“Diba yung iba, farm to table daw? Kami dito, from farm to plate! Mula sa farm, lagay mo sa plato mo at hugasan mo, then kainin mo na,” Fr. Pon explains with enthusiasm. Since the announcement of the contest, participating Caloocan residents have been busy aiming to get the grand prize worth P100,000 and other consolation prizes.
But more than the prize, the real goal of teaching people the benefits of urban farming has caught on. Participants have started consuming their own produce out of their urban farms. After growing the plants they use as ornaments for the Christmas tree, participants will be able to harvest eggplants, alugbati, kamote and other vegetables.
Interest in the community has grown so fast that the 1.5-liter plastic bottles recycled as pots have become scarce. Those just joining the trend even go to junk shops to buy these plastic bottles.
“Namumroblema sila ngayon. Binibili nila sa mga junk shop, wala na silang mabili. E tinatapon lang naman nila yan. Pinag-aagawan nila ngayon. Yun ang impact sa recycling,” says Fr. Ponpon.
As part of the contest rules, participants are prohibited to use artificial fertilizer and must use solar-powered Christmas lights. Food wastes such as carrot peels, eggshells, bones from poultry are now being used as fertilizers, further reducing wastes produced by households.
From waste to grace
As he teaches the people the benefits of urban farming, Fr. Ponpon hopes the real growth would be in the hearts of the people--that nothing in society should be treated as waste.
“Pag lugmok na tayo sa kasalanan, at maraming nagawang kapalpakan, 'di ba ang idea ngayon ng mga tao is, ‘Alisin na yan, patayin mo ang tao na hindi kapaki-pakinabang,’" Fr. Ponpon laughs wryly.
“Pero hindi ganun ang Diyos e. Gusto ka niya makarecover. Yun ang idea ng Waste to Grace.”
Fr. Eduardo “Ponpon” Vasquez visits the site of one of the participating barangays. Fr. Ponpon announced the “Veggie Christmas Tree Challenge 2020” to educate the people about urban farming, and keep people busy under these uncertain times.George Calvelo, ABS-CBN News

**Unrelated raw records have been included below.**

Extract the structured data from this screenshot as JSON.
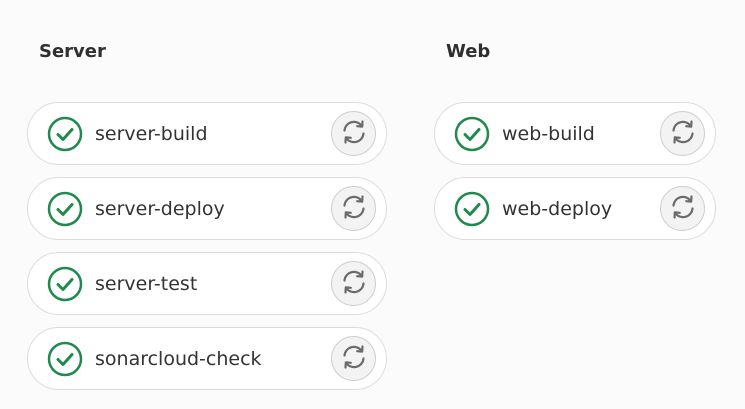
{
  "colors": {
    "success": "#1f8a4c",
    "retry_icon": "#6b6b6b"
  },
  "stages": [
    {
      "title": "Server",
      "jobs": [
        {
          "name": "server-build",
          "status": "success",
          "status_icon": "check-circle-icon",
          "action_icon": "retry-icon"
        },
        {
          "name": "server-deploy",
          "status": "success",
          "status_icon": "check-circle-icon",
          "action_icon": "retry-icon"
        },
        {
          "name": "server-test",
          "status": "success",
          "status_icon": "check-circle-icon",
          "action_icon": "retry-icon"
        },
        {
          "name": "sonarcloud-check",
          "status": "success",
          "status_icon": "check-circle-icon",
          "action_icon": "retry-icon"
        }
      ]
    },
    {
      "title": "Web",
      "jobs": [
        {
          "name": "web-build",
          "status": "success",
          "status_icon": "check-circle-icon",
          "action_icon": "retry-icon"
        },
        {
          "name": "web-deploy",
          "status": "success",
          "status_icon": "check-circle-icon",
          "action_icon": "retry-icon"
        }
      ]
    }
  ]
}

Locals take pictures with one of the entries for the “Veggie Christmas Tree Challenge”.George Calvelo, ABS-CBN News
Participants are required to put up a 7-foot Christmas tree made out of vegetables and recycled materials.George Calvelo, ABS-CBN News

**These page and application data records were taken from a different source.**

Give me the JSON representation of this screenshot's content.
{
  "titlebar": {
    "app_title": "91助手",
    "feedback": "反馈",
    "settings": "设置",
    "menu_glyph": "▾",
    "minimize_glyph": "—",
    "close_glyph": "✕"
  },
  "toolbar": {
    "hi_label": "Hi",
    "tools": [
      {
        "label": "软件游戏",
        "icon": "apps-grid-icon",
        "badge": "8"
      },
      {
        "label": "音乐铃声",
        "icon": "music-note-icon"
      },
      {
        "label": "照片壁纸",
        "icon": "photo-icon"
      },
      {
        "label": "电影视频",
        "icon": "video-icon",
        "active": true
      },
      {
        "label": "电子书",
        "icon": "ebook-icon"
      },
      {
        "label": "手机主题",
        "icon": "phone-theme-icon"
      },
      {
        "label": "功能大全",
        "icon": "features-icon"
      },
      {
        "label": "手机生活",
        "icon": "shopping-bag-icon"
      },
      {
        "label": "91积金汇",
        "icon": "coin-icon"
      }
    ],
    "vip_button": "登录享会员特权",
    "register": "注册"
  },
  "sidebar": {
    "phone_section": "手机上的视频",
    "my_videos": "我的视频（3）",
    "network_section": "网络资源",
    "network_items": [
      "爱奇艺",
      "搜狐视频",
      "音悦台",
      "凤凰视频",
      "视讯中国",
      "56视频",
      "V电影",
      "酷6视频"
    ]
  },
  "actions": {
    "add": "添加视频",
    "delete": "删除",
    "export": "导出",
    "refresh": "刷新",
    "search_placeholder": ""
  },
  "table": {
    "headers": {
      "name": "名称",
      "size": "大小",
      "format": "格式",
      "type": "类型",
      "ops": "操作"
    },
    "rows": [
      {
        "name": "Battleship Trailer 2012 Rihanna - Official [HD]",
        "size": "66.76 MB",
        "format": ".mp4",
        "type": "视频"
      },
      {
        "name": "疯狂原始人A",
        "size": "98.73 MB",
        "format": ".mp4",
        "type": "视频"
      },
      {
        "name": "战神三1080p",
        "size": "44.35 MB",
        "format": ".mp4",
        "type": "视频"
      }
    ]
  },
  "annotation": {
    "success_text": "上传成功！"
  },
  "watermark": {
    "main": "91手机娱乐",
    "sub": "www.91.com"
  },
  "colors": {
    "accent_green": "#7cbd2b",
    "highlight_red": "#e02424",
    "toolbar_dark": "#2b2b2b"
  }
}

“Very receptive ang tao ngayon sa pagtatanim dahil sa pandemic. Dun na ako talagang bumuwelo. Ngayon, pag pumunta ko sa mga barangay, nakikita ko yung excitement at high level of energy sa pagtatanim. Talagang nagkaroon ng interest,” says Fr. Ponpon.George Calvelo, ABS-CBN News
“Sa totoo lang, ngayong nagpa-contest kami, nagkakaubusan na. Wala ka nang makikitang bote ng softdrinks sa mga junk shop. Sa buong Caloocan,” says Fr. Ponpon. The contest has kept housewives busy while learning a new and hopefully sustainable activity.George Calvelo, ABS-CBN News

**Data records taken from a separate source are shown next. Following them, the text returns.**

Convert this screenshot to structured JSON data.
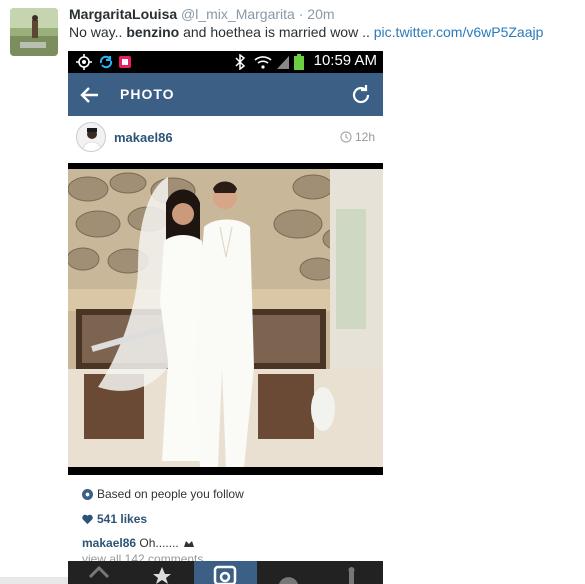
{
  "tweet": {
    "name": "MargaritaLouisa",
    "handle": "@l_mix_Margarita",
    "separator": "·",
    "time": "20m",
    "text_before": "No way..",
    "text_bold": "benzino",
    "text_after": "and hoethea is married wow ..",
    "link": "pic.twitter.com/v6wP5Zaajp"
  },
  "phone": {
    "status_time": "10:59 AM",
    "appbar_title": "PHOTO",
    "post": {
      "username": "makael86",
      "age": "12h",
      "suggestion": "Based on people you follow",
      "likes": "541 likes",
      "comment_user": "makael86",
      "comment_text": "Oh.......",
      "view_all": "view all 142 comments"
    }
  },
  "colors": {
    "twitter_link": "#2b7bb9",
    "instagram_bar": "#3c5f85",
    "instagram_user": "#2d5478"
  },
  "icons": {
    "back": "arrow-left-icon",
    "refresh": "refresh-icon",
    "clock": "clock-icon",
    "suggestion": "people-icon",
    "heart": "heart-icon"
  }
}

“If you take care of vegetable plants the way you take care of ornamental plants, dun aasenso ang Pinoy eh. Walang magugutom,” says Fr. Ponpon. He believes that urban farming is the way to go for Filipinos and the Philippines.George Calvelo, ABS-CBN News
Vegetables such as alugbati, pechay, malunggay, eggplant, sweet potato, and mustard leaves are just some of the vegetable crops locals have started planting.George Calvelo, ABS-CBN News
Carrot peels, egg shells, and other vegetable wastes are now repurposed as fertilizers in the gardens of participating barangays.George Calvelo, ABS-CBN News
Crab shells, a good source of calcium, is also used by Fr. Ponpon as fertilizer and even as ornaments for the garden.George Calvelo, ABS-CBN News
Aside from food wastes, rabbit feces are also used as fertilizer inside the small green house of the parish church.George Calvelo, ABS-CBN News
Fr. Ponpon visits one of the participating farms.George Calvelo, ABS-CBN News
A resident reacts after seeing a small eggplant on one of the pots below the edible Christmas tree in one of the barangays.George Calvelo, ABS-CBN News
Since the contest started, participating residents have learned how to produce their own food.George Calvelo, ABS-CBN News
Even non-participating residents have joined the trend in urban farming. “Walang outsider dito. Lahat pwede mong i-unite. Walang pulitika, walang relihiyon. Kasali lahat,” says Fr. Ponpon.George Calvelo, ABS-CBN News